For this exercise, reproduce each entry below exactly, excluding pictures.

> [Data for the task]
· · · · ·
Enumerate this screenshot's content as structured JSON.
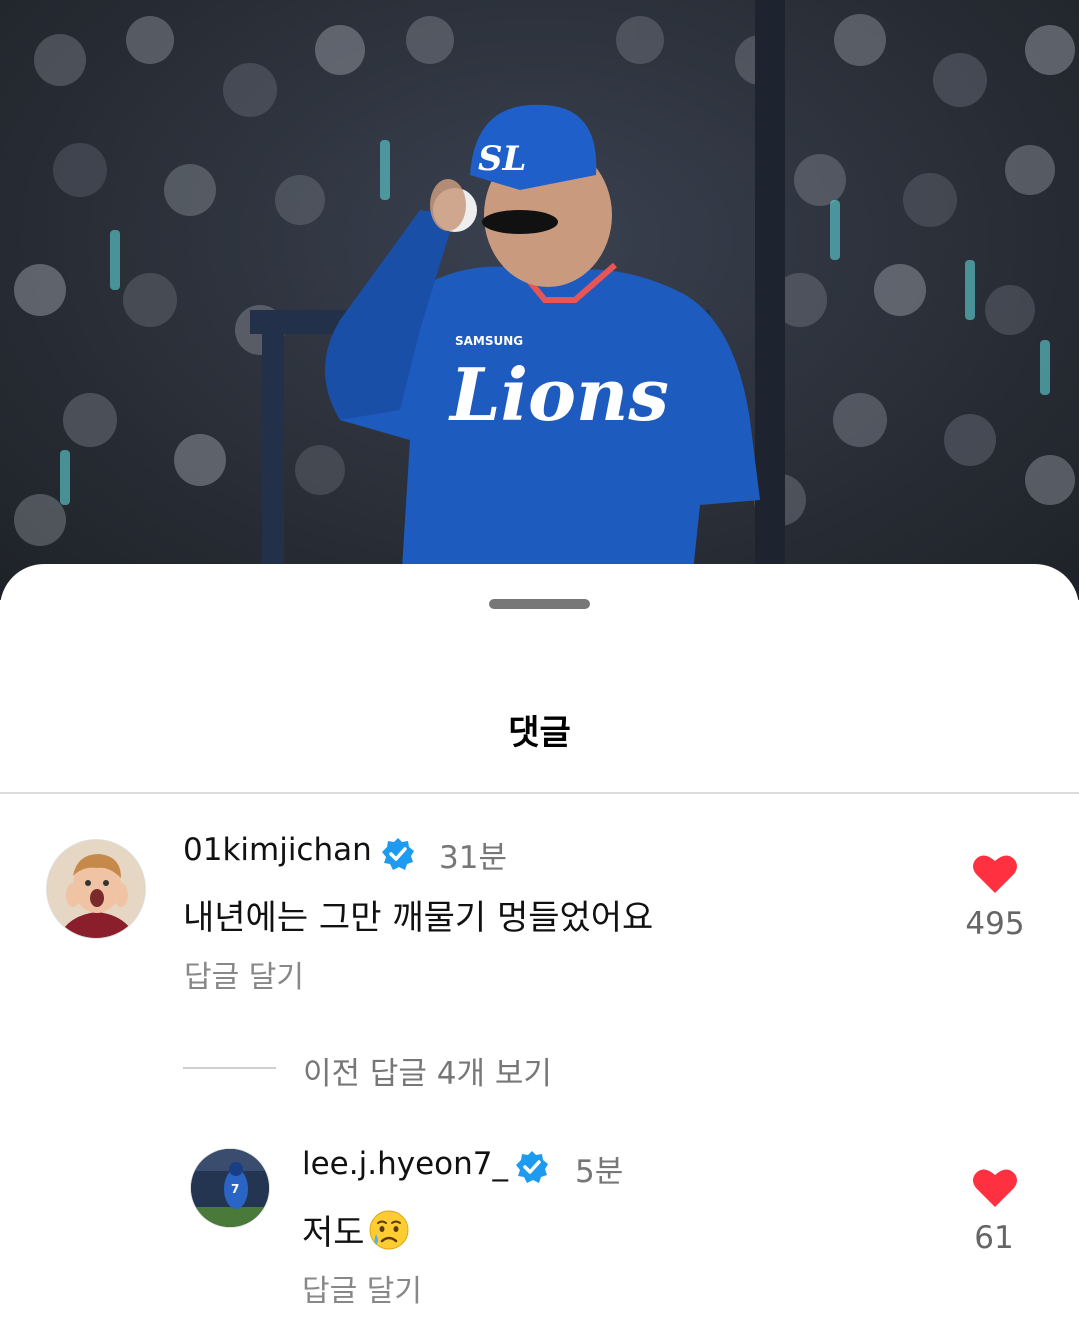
{
  "sheet": {
    "title": "댓글"
  },
  "comments": [
    {
      "username": "01kimjichan",
      "verified": true,
      "time": "31분",
      "text": "내년에는 그만 깨물기 멍들었어요",
      "reply_label": "답글 달기",
      "likes": "495",
      "like_icon": "heart-icon",
      "like_color": "#ff3040"
    }
  ],
  "prev_replies_label": "이전 답글 4개 보기",
  "replies": [
    {
      "username": "lee.j.hyeon7_",
      "verified": true,
      "time": "5분",
      "text": "저도",
      "emoji": "crying-face-emoji",
      "reply_label": "답글 달기",
      "likes": "61",
      "like_icon": "heart-icon",
      "like_color": "#ff3040"
    }
  ],
  "photo": {
    "jersey_text": "Lions",
    "cap_logo": "SL",
    "sponsor": "SAMSUNG"
  },
  "colors": {
    "verified": "#1d9bf0",
    "jersey": "#1e5bbf"
  }
}
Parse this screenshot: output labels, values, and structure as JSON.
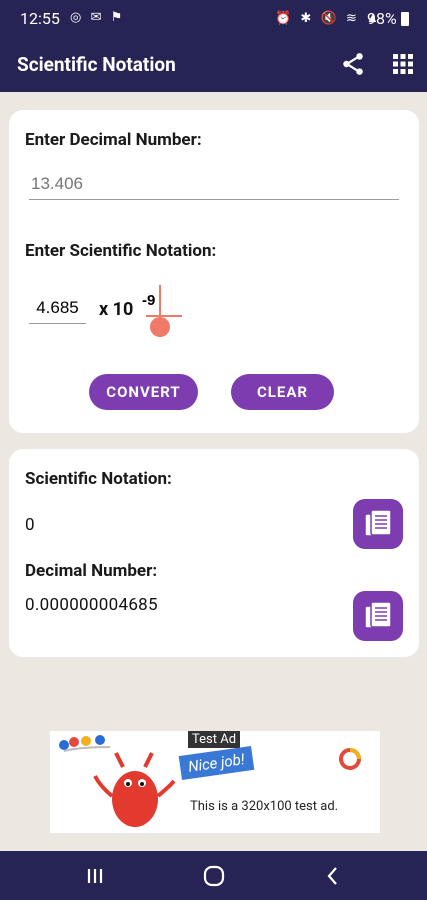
{
  "status": {
    "time": "12:55",
    "left_icons": "◎ ✉ ⚑",
    "right_icons": "⏰ ✱ 🔇 ≋ ▲",
    "battery": "98%"
  },
  "appbar": {
    "title": "Scientific Notation",
    "share_icon": "share-icon",
    "apps_icon": "grid-icon"
  },
  "input_card": {
    "decimal_label": "Enter Decimal Number:",
    "decimal_placeholder": "13.406",
    "sci_label": "Enter Scientific Notation:",
    "mantissa": "4.685",
    "times_ten": "x 10",
    "exponent": "-9",
    "convert_label": "CONVERT",
    "clear_label": "CLEAR"
  },
  "result_card": {
    "sci_label": "Scientific Notation:",
    "sci_value": "0",
    "dec_label": "Decimal Number:",
    "dec_value": "0.000000004685"
  },
  "ad": {
    "tag": "Test Ad",
    "nice": "Nice job!",
    "text": "This is a 320x100 test ad."
  },
  "colors": {
    "bar": "#262455",
    "accent": "#7D3DB0",
    "background": "#ECE8E1",
    "cursor": "#F0796A"
  }
}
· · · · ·
> [Task output]
Enumerate this screenshot's content as structured JSON.
{
  "sheet": {
    "title": "댓글"
  },
  "comments": [
    {
      "username": "01kimjichan",
      "verified": true,
      "time": "31분",
      "text": "내년에는 그만 깨물기 멍들었어요",
      "reply_label": "답글 달기",
      "likes": "495",
      "like_icon": "heart-icon",
      "like_color": "#ff3040"
    }
  ],
  "prev_replies_label": "이전 답글 4개 보기",
  "replies": [
    {
      "username": "lee.j.hyeon7_",
      "verified": true,
      "time": "5분",
      "text": "저도",
      "emoji": "crying-face-emoji",
      "reply_label": "답글 달기",
      "likes": "61",
      "like_icon": "heart-icon",
      "like_color": "#ff3040"
    }
  ],
  "photo": {
    "jersey_text": "Lions",
    "cap_logo": "SL",
    "sponsor": "SAMSUNG"
  },
  "colors": {
    "verified": "#1d9bf0",
    "jersey": "#1e5bbf"
  }
}
Parse this screenshot: output labels, values, and structure as JSON.
{
  "status": {
    "time": "12:55",
    "left_icons": "◎ ✉ ⚑",
    "right_icons": "⏰ ✱ 🔇 ≋ ▲",
    "battery": "98%"
  },
  "appbar": {
    "title": "Scientific Notation",
    "share_icon": "share-icon",
    "apps_icon": "grid-icon"
  },
  "input_card": {
    "decimal_label": "Enter Decimal Number:",
    "decimal_placeholder": "13.406",
    "sci_label": "Enter Scientific Notation:",
    "mantissa": "4.685",
    "times_ten": "x 10",
    "exponent": "-9",
    "convert_label": "CONVERT",
    "clear_label": "CLEAR"
  },
  "result_card": {
    "sci_label": "Scientific Notation:",
    "sci_value": "0",
    "dec_label": "Decimal Number:",
    "dec_value": "0.000000004685"
  },
  "ad": {
    "tag": "Test Ad",
    "nice": "Nice job!",
    "text": "This is a 320x100 test ad."
  },
  "colors": {
    "bar": "#262455",
    "accent": "#7D3DB0",
    "background": "#ECE8E1",
    "cursor": "#F0796A"
  }
}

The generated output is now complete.